Work instructions:
Please return the data that follows precisely as written, but without the images.

Dataset:
● ● ● ● ●

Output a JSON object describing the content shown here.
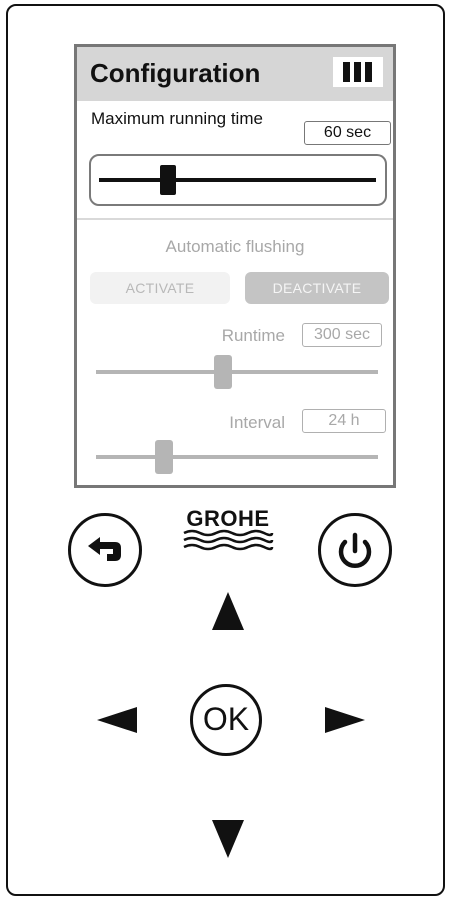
{
  "config": {
    "title": "Configuration",
    "max_runtime": {
      "label": "Maximum running time",
      "value": "60 sec",
      "slider_fraction": 0.25
    },
    "auto_flush": {
      "label": "Automatic flushing",
      "activate_label": "ACTIVATE",
      "deactivate_label": "DEACTIVATE",
      "runtime": {
        "label": "Runtime",
        "value": "300 sec",
        "slider_fraction": 0.45
      },
      "interval": {
        "label": "Interval",
        "value": "24 h",
        "slider_fraction": 0.24
      }
    }
  },
  "controls": {
    "brand": "GROHE",
    "ok_label": "OK"
  },
  "icons": {
    "header": "signal-bars-icon",
    "back": "back-arrow-icon",
    "power": "power-icon",
    "up": "arrow-up-icon",
    "left": "arrow-left-icon",
    "right": "arrow-right-icon",
    "down": "arrow-down-icon"
  },
  "colors": {
    "header_bg": "#d6d6d6",
    "disabled_text": "#a8a8a8",
    "active_button": "#c4c4c4"
  }
}
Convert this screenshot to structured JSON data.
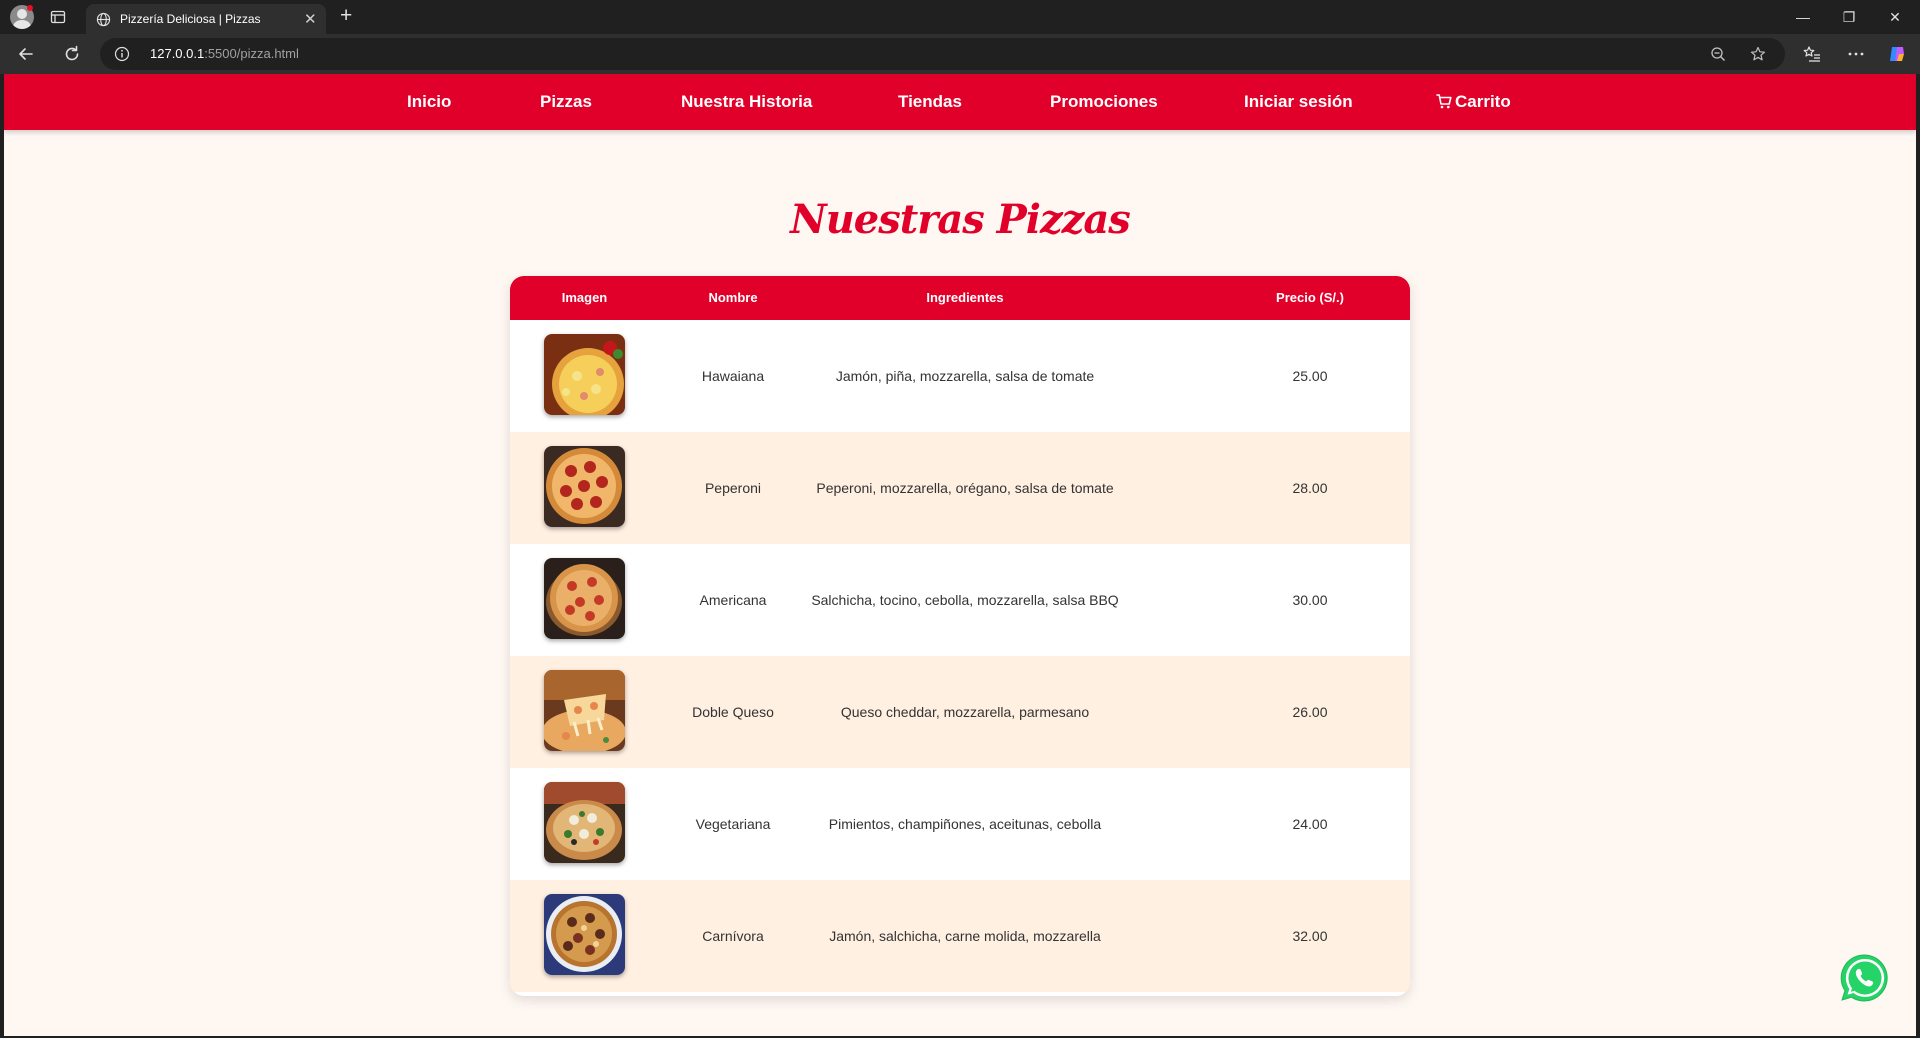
{
  "browser": {
    "tab_title": "Pizzería Deliciosa | Pizzas",
    "url_host": "127.0.0.1",
    "url_path": ":5500/pizza.html"
  },
  "nav": {
    "items": [
      {
        "label": "Inicio"
      },
      {
        "label": "Pizzas"
      },
      {
        "label": "Nuestra Historia"
      },
      {
        "label": "Tiendas"
      },
      {
        "label": "Promociones"
      },
      {
        "label": "Iniciar sesión"
      },
      {
        "label": "Carrito"
      }
    ]
  },
  "page": {
    "title": "Nuestras Pizzas"
  },
  "table": {
    "headers": [
      "Imagen",
      "Nombre",
      "Ingredientes",
      "Precio (S/.)"
    ],
    "rows": [
      {
        "name": "Hawaiana",
        "ingredients": "Jamón, piña, mozzarella, salsa de tomate",
        "price": "25.00",
        "image": "pizza-hawaiana-photo"
      },
      {
        "name": "Peperoni",
        "ingredients": "Peperoni, mozzarella, orégano, salsa de tomate",
        "price": "28.00",
        "image": "pizza-peperoni-photo"
      },
      {
        "name": "Americana",
        "ingredients": "Salchicha, tocino, cebolla, mozzarella, salsa BBQ",
        "price": "30.00",
        "image": "pizza-americana-photo"
      },
      {
        "name": "Doble Queso",
        "ingredients": "Queso cheddar, mozzarella, parmesano",
        "price": "26.00",
        "image": "pizza-doble-queso-photo"
      },
      {
        "name": "Vegetariana",
        "ingredients": "Pimientos, champiñones, aceitunas, cebolla",
        "price": "24.00",
        "image": "pizza-vegetariana-photo"
      },
      {
        "name": "Carnívora",
        "ingredients": "Jamón, salchicha, carne molida, mozzarella",
        "price": "32.00",
        "image": "pizza-carnivora-photo"
      }
    ]
  },
  "colors": {
    "brand_red": "#e1002a",
    "page_bg": "#fff7f2",
    "row_alt": "#fff0e2",
    "whatsapp_green": "#25d366"
  },
  "icons": [
    "profile-icon",
    "tabs-icon",
    "globe-icon",
    "close-icon",
    "plus-icon",
    "back-icon",
    "reload-icon",
    "info-icon",
    "zoom-icon",
    "star-icon",
    "favorites-icon",
    "more-icon",
    "copilot-icon",
    "cart-icon",
    "whatsapp-icon"
  ]
}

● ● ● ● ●

Answer to this task:
Output a JSON object describing the content shown here.
{
  "config": {
    "title": "Configuration",
    "max_runtime": {
      "label": "Maximum running time",
      "value": "60 sec",
      "slider_fraction": 0.25
    },
    "auto_flush": {
      "label": "Automatic flushing",
      "activate_label": "ACTIVATE",
      "deactivate_label": "DEACTIVATE",
      "runtime": {
        "label": "Runtime",
        "value": "300 sec",
        "slider_fraction": 0.45
      },
      "interval": {
        "label": "Interval",
        "value": "24 h",
        "slider_fraction": 0.24
      }
    }
  },
  "controls": {
    "brand": "GROHE",
    "ok_label": "OK"
  },
  "icons": {
    "header": "signal-bars-icon",
    "back": "back-arrow-icon",
    "power": "power-icon",
    "up": "arrow-up-icon",
    "left": "arrow-left-icon",
    "right": "arrow-right-icon",
    "down": "arrow-down-icon"
  },
  "colors": {
    "header_bg": "#d6d6d6",
    "disabled_text": "#a8a8a8",
    "active_button": "#c4c4c4"
  }
}
Convert this screenshot to structured JSON data.
{
  "browser": {
    "tab_title": "Pizzería Deliciosa | Pizzas",
    "url_host": "127.0.0.1",
    "url_path": ":5500/pizza.html"
  },
  "nav": {
    "items": [
      {
        "label": "Inicio"
      },
      {
        "label": "Pizzas"
      },
      {
        "label": "Nuestra Historia"
      },
      {
        "label": "Tiendas"
      },
      {
        "label": "Promociones"
      },
      {
        "label": "Iniciar sesión"
      },
      {
        "label": "Carrito"
      }
    ]
  },
  "page": {
    "title": "Nuestras Pizzas"
  },
  "table": {
    "headers": [
      "Imagen",
      "Nombre",
      "Ingredientes",
      "Precio (S/.)"
    ],
    "rows": [
      {
        "name": "Hawaiana",
        "ingredients": "Jamón, piña, mozzarella, salsa de tomate",
        "price": "25.00",
        "image": "pizza-hawaiana-photo"
      },
      {
        "name": "Peperoni",
        "ingredients": "Peperoni, mozzarella, orégano, salsa de tomate",
        "price": "28.00",
        "image": "pizza-peperoni-photo"
      },
      {
        "name": "Americana",
        "ingredients": "Salchicha, tocino, cebolla, mozzarella, salsa BBQ",
        "price": "30.00",
        "image": "pizza-americana-photo"
      },
      {
        "name": "Doble Queso",
        "ingredients": "Queso cheddar, mozzarella, parmesano",
        "price": "26.00",
        "image": "pizza-doble-queso-photo"
      },
      {
        "name": "Vegetariana",
        "ingredients": "Pimientos, champiñones, aceitunas, cebolla",
        "price": "24.00",
        "image": "pizza-vegetariana-photo"
      },
      {
        "name": "Carnívora",
        "ingredients": "Jamón, salchicha, carne molida, mozzarella",
        "price": "32.00",
        "image": "pizza-carnivora-photo"
      }
    ]
  },
  "colors": {
    "brand_red": "#e1002a",
    "page_bg": "#fff7f2",
    "row_alt": "#fff0e2",
    "whatsapp_green": "#25d366"
  },
  "icons": [
    "profile-icon",
    "tabs-icon",
    "globe-icon",
    "close-icon",
    "plus-icon",
    "back-icon",
    "reload-icon",
    "info-icon",
    "zoom-icon",
    "star-icon",
    "favorites-icon",
    "more-icon",
    "copilot-icon",
    "cart-icon",
    "whatsapp-icon"
  ]
}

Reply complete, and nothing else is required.